At one session of the Congress of People's Deputies this week, Petrushenko went after the United States once more, accusing the CIA of funding the Inter-Regional Group of radical deputies.
In interviews, some of Gorbachev's closest advisers, including foreign affairs specialist Georgi Shakhnazarov and the army's chief of staff, Gen. Mikhail Moiseyev, said that while there is some suspicion of the West left over from the propaganda of the Cold War, such opinions are still in the minority in the leadership.
As if to dramatize the post-Cold War "new thinking," the Foreign Ministry announced today that Western reporters will be allowed to visit many cities that had been closed for years, including Magadan, Omsk, Krasnoyarsk and Kaliningrad. Little wonder that the hard-liners have denounced the ministry and Shevardnadze as "bastions of capitulation."
Petrushenko claimed that he has both "explicit and implicit" support from the country's military leaders. He described being summoned for a meeting by the defense minister, Marshal Dmitri Yazov, with his "like-minded colonel," fellow Soyuz leader Viktor Alksnis.

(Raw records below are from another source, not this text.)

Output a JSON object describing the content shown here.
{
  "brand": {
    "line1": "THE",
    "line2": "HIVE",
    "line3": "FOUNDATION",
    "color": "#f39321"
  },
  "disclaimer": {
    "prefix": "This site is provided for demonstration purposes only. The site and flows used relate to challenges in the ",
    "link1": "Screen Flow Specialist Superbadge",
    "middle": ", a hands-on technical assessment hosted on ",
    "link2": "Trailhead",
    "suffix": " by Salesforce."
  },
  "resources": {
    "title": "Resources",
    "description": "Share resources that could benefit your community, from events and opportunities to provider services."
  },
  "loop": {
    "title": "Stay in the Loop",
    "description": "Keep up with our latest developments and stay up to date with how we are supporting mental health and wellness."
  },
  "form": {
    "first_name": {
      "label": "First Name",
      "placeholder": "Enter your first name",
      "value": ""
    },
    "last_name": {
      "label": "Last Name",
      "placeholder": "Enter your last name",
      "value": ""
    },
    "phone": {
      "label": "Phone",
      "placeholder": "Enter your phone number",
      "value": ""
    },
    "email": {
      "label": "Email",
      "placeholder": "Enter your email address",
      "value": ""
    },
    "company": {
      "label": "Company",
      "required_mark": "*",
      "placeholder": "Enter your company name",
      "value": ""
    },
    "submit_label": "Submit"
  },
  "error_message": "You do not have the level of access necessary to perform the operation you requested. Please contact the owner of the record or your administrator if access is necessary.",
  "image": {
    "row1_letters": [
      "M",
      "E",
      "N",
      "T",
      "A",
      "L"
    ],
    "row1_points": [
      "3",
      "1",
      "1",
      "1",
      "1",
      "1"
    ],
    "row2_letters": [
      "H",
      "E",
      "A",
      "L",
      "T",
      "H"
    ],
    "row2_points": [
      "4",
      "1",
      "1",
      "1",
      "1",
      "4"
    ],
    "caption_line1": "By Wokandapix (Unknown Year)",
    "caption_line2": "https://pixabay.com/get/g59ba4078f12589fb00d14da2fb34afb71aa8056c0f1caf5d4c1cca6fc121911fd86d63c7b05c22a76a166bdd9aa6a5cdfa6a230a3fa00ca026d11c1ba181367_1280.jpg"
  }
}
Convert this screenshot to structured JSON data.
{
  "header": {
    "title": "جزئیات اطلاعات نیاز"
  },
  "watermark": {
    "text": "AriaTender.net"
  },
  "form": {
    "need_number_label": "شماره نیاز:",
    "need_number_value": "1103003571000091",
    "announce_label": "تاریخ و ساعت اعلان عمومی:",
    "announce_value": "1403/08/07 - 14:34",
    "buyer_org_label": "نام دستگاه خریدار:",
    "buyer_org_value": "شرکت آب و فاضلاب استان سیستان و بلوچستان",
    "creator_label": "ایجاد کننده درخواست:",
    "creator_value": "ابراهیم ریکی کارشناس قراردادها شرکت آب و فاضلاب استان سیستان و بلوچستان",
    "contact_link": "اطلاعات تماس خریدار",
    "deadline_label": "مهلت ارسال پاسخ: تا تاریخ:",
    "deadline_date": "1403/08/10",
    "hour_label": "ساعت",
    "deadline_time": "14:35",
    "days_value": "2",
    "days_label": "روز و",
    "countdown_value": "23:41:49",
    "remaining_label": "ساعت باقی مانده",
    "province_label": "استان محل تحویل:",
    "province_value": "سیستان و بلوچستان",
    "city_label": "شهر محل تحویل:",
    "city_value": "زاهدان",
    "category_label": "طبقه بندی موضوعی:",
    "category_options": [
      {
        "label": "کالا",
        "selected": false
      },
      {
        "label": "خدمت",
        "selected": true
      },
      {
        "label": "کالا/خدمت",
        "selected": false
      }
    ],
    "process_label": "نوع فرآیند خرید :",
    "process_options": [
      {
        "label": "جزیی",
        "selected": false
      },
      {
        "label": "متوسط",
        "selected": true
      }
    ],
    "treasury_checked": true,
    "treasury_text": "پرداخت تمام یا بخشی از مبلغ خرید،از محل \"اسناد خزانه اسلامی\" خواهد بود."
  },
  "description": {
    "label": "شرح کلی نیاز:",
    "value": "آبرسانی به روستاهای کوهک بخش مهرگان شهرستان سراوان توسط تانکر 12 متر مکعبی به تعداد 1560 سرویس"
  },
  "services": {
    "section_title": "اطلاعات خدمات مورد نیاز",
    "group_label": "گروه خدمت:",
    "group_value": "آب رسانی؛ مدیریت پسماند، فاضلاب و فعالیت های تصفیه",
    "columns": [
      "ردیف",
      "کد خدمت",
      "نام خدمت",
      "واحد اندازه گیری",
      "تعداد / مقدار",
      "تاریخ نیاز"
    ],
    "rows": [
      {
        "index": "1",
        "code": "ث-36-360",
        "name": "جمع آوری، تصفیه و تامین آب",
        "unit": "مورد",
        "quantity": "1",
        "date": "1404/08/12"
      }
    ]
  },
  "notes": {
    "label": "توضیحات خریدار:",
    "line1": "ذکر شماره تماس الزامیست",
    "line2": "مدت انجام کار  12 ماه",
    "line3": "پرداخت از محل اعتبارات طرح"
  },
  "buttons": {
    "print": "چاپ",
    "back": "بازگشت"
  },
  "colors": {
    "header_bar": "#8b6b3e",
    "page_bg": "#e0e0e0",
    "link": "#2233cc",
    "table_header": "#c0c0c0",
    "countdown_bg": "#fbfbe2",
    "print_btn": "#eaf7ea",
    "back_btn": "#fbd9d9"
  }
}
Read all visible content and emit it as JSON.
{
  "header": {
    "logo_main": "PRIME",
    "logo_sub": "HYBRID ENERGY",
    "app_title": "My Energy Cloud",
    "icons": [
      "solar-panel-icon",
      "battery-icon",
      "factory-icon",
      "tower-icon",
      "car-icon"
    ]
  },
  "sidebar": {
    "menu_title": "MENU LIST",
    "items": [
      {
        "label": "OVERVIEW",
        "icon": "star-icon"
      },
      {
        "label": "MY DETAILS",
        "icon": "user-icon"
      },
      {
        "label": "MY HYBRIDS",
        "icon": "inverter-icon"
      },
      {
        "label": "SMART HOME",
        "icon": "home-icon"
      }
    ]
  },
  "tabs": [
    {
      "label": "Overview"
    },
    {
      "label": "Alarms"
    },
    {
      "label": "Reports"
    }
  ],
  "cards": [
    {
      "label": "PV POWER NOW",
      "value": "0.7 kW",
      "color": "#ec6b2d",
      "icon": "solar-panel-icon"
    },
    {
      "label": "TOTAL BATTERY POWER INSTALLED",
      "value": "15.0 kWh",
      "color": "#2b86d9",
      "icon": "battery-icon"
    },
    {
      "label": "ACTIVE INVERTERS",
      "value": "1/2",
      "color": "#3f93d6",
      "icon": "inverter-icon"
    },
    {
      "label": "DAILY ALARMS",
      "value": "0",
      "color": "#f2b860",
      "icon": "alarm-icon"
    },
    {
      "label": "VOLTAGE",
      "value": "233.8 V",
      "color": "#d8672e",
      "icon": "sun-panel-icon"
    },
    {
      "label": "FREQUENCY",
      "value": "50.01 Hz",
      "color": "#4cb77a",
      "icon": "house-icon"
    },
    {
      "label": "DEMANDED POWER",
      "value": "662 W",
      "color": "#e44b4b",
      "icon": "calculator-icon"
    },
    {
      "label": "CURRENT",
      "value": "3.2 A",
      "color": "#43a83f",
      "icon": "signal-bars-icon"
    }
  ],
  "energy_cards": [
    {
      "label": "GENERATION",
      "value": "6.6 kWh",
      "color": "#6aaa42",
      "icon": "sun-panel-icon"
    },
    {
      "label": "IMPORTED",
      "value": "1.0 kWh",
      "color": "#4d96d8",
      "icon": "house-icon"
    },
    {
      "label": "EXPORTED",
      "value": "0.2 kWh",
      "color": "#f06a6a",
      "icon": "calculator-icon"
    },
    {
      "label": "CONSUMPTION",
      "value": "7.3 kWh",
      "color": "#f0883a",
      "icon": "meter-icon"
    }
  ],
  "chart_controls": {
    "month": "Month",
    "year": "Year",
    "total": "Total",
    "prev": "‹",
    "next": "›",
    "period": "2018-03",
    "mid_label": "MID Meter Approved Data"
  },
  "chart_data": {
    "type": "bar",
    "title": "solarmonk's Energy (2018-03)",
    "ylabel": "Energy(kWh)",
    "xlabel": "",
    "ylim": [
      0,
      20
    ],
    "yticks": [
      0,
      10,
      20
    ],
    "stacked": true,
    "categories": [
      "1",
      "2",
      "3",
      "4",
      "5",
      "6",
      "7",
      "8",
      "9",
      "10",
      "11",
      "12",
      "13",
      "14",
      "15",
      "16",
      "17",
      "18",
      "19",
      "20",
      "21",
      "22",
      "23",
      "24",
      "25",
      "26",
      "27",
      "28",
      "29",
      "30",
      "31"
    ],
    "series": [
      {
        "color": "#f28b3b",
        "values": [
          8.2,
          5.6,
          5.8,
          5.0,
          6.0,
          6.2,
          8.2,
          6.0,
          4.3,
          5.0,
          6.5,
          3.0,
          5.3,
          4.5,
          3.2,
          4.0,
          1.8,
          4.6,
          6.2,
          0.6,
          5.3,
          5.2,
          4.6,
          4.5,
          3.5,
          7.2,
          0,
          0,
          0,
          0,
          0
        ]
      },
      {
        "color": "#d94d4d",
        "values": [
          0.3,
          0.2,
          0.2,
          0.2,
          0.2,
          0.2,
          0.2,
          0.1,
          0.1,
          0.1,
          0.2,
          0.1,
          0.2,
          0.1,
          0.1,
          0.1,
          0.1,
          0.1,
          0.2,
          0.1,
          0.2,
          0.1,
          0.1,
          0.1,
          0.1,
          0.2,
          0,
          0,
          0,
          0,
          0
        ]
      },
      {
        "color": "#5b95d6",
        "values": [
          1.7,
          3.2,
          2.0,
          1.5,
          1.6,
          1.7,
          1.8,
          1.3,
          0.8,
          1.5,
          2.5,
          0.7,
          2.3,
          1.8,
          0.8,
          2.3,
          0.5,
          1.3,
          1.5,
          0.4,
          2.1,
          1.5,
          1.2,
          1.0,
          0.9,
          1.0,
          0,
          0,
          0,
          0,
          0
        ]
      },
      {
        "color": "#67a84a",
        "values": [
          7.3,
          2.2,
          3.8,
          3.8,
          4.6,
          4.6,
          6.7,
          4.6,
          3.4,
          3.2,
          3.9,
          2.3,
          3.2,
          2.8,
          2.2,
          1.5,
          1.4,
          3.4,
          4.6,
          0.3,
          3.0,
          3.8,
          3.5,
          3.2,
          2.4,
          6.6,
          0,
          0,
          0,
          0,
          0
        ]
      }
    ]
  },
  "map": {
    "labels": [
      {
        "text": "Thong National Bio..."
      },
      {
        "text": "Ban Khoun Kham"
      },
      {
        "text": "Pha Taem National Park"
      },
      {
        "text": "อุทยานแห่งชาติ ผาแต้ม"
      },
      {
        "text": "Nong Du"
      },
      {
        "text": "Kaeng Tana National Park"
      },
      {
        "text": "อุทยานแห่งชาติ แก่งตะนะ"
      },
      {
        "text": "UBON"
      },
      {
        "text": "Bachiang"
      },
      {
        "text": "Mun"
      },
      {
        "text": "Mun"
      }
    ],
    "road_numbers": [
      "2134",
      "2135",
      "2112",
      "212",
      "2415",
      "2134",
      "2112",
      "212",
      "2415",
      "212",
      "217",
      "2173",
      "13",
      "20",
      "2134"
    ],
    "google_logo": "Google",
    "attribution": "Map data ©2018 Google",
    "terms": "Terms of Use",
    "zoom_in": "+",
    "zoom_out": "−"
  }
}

"He told us to tone down the rhetoric but we told him it was our patriotic duty," Petrushenko said. "Somehow, Marshal Yazov didn't seem to mind us very much."